What Your Hands Have Done. Nightwood Editions
The Book of Sensations. University of Calgary Press
The latest collection by Sheri-D Wilson could just as well be titled The Sensation of Books, since so much of it is given to ecstatic proclamations (and variations thereof) of her love of books. But her true love is synonymy. A reader’s arrival at the end of a good book is “a eucatastrophe / or a dyscatastrophe”; the smell of old books provides “exotic intoxication / biblical-stench blooms” in their “volumes of folio olfaction”; the compulsive case is diagnosed as that of “bibliophilic bibliobibuli / a bibliophagist bookworm / bibliophile literarian.”
In an age of conspicuous fetishism, this showy sort of mania is the equivalent of a streaker running through a strip bar. Wilson’s unapologetic commitment to rhapsody, which means having no fear of embarrassment or redundancy, makes me wonder what kind of Facebook user Walt Whitman might have been. From its title onwards, a poem like “Drones Kill” demonstrates how the message stays at the centre and the “poetics” is the elaboration, the repetition, the rhymes and wordplay that keep it there:
I guard the deep ID of my inner id
amid invisible lines on a neon grid
buzzing overhead, severing the sky
aerial robots with the bloodshot eye
of Sauron, of so long, of no long good-byes
of another apple-less piece of Miss American pie
The Tolkien invocation is indicative of the book’s enthusiasm for witchcraft, blended to no great surprise with “Scandalous Women” and “Forest Bathing” (two other titles). Behind the repeated call “back to the fire within” may be heard a tambourine and perhaps the backfiring of a magic bus.
Altogether less ethereal is Chris Bailey’s first book, What Your Hands Have Done. These are narrative poems, many of them told in the second person, which is always a risk and is here symptomatic of a general effort to efface the lyrical “I.” “A Slow Process,” the book’s longest poem, which recounts the death and funeral of “Grammie” in twenty-three vignettes, does have a first-person narrator, if only because the miniature epiphanies need him. Here he is at the coffin: “Someone says, / She looks so good. Dad agrees. I look at her once / more. It’s the lips. They never get the lips right.” And here he is at the poem’s end, interrupted by a three-year-old girl: “Then she wants a hug. / I don’t want to let her go.” Pathos, curtain.
The ostensibly lapidary, even workingman’s sense of language in these poems (which can be enjoyably ironic: “I even shave sometimes”) is sometimes punctuated by hesitation. In “Bachelor Party Blues,” the thesaurus takes the wheel as the narrator tries to “get a hooker / to dance for the groom-to-be” but he finds himself unable to “procure an escort” (italicized because this is the foreign language of negotiation) and so complains: “in a city / of thousands and nary a harlot to be had.” If “dance” thereafter seems all that much more a euphemism, the tonal differences between those nouns seem curiously obscured.

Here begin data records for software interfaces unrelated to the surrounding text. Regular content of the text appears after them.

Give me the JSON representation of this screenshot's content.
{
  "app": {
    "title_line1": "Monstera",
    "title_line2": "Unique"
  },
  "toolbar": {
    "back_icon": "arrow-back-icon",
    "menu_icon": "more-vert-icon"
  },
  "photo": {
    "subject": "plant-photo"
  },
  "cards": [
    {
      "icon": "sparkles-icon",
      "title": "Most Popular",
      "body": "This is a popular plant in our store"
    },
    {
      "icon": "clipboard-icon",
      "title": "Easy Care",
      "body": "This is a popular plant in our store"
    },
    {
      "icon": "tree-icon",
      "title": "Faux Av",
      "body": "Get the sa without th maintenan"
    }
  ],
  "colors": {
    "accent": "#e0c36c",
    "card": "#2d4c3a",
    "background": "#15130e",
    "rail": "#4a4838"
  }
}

And sure, it’s clear sailing to melancholy prose from here.